Getting more students to enroll is the goal of politicians and higher-education administrators almost everywhere. That’s certainly the case in the University of North Carolina system. Back in 2016, the General Assembly approved of a plan pushed by the system called North Carolina Promise. The idea was to substantially lower tuition and fees for students (both in-state and out) — but only at three schools in remote areas: Western Carolina, UNC-Pembroke, and Elizabeth City State.

Some early data are in and in today’s Martin Center article, Will Rierson takes a look at them.

At each of the institutions, enrollments are up significantly, as are transfers. Does that mean success? Rierson casts doubt on that conclusion, pointing out that the increases at the three campuses seem mostly to come from students who would otherwise have attended another UNC campus. Rierson writes:

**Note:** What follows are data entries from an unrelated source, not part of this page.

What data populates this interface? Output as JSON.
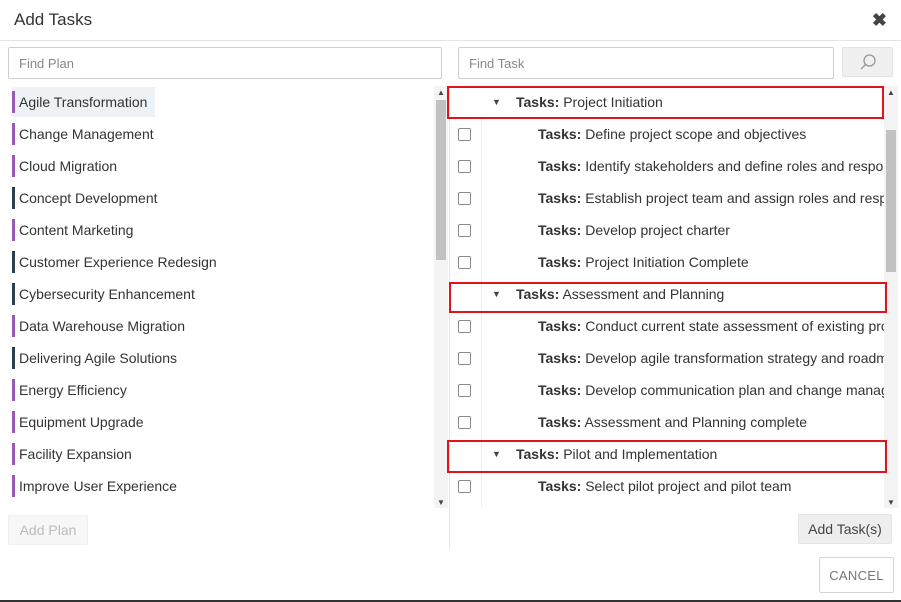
{
  "dialog": {
    "title": "Add Tasks",
    "close_glyph": "✖",
    "cancel_label": "CANCEL"
  },
  "plans": {
    "search_placeholder": "Find Plan",
    "add_label": "Add Plan",
    "items": [
      {
        "label": "Agile Transformation",
        "color": "#9b59b6"
      },
      {
        "label": "Change Management",
        "color": "#9b59b6"
      },
      {
        "label": "Cloud Migration",
        "color": "#9b59b6"
      },
      {
        "label": "Concept Development",
        "color": "#2c3e50"
      },
      {
        "label": "Content Marketing",
        "color": "#9b59b6"
      },
      {
        "label": "Customer Experience Redesign",
        "color": "#2c3e50"
      },
      {
        "label": "Cybersecurity Enhancement",
        "color": "#2c3e50"
      },
      {
        "label": "Data Warehouse Migration",
        "color": "#9b59b6"
      },
      {
        "label": "Delivering Agile Solutions",
        "color": "#2c3e50"
      },
      {
        "label": "Energy Efficiency",
        "color": "#9b59b6"
      },
      {
        "label": "Equipment Upgrade",
        "color": "#9b59b6"
      },
      {
        "label": "Facility Expansion",
        "color": "#9b59b6"
      },
      {
        "label": "Improve User Experience",
        "color": "#9b59b6"
      }
    ]
  },
  "tasks": {
    "search_placeholder": "Find Task",
    "search_icon": "search-icon",
    "add_label": "Add Task(s)",
    "prefix": "Tasks:",
    "rows": [
      {
        "type": "group",
        "name": " Project Initiation"
      },
      {
        "type": "task",
        "name": " Define project scope and objectives"
      },
      {
        "type": "task",
        "name": " Identify stakeholders and define roles and respor"
      },
      {
        "type": "task",
        "name": " Establish project team and assign roles and respo"
      },
      {
        "type": "task",
        "name": " Develop project charter"
      },
      {
        "type": "task",
        "name": " Project Initiation Complete"
      },
      {
        "type": "group",
        "name": " Assessment and Planning"
      },
      {
        "type": "task",
        "name": " Conduct current state assessment of existing proc"
      },
      {
        "type": "task",
        "name": " Develop agile transformation strategy and roadm"
      },
      {
        "type": "task",
        "name": " Develop communication plan and change manag"
      },
      {
        "type": "task",
        "name": " Assessment and Planning complete"
      },
      {
        "type": "group",
        "name": " Pilot and Implementation"
      },
      {
        "type": "task",
        "name": " Select pilot project and pilot team"
      }
    ]
  },
  "colors": {
    "highlight": "#e0121c",
    "purple_bar": "#9b59b6",
    "navy_bar": "#2c3e50"
  }
}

But enrollment growth may come from a small crowding-out effect. Three nearby UNC schools had drops in enrollment. UNC-Asheville was the hardest hit, losing slightly more than two percent compared to a year before, and East Carolina University and UNC Wilmington both shrunk by less than one percent. Those schools are roughly in the same regions as the NC Promise participants, with UNCA fewer than 60 miles from WCU, but proximity cannot be pinpointed as the cause for falling enrollment.

One question the enrollment data can’t answer is whether academically marginal students who might be lured into college with low tuition wouldn’t be better off seeking some other sort of training after high school.

I think that Rierson’s conclusion is correct:

NC Promise is certainly a smart political tool. Lawmakers created constituencies at three schools and thousands of students and families are now accustomed to the de facto tuition subsidy. But more time and data is needed to certify that NC Promise is an effective means of broadening college access—and not a diversion from meaningful improvement.

George Leef — George Leef is the director of research for the John William Pope Center for Higher Education Policy.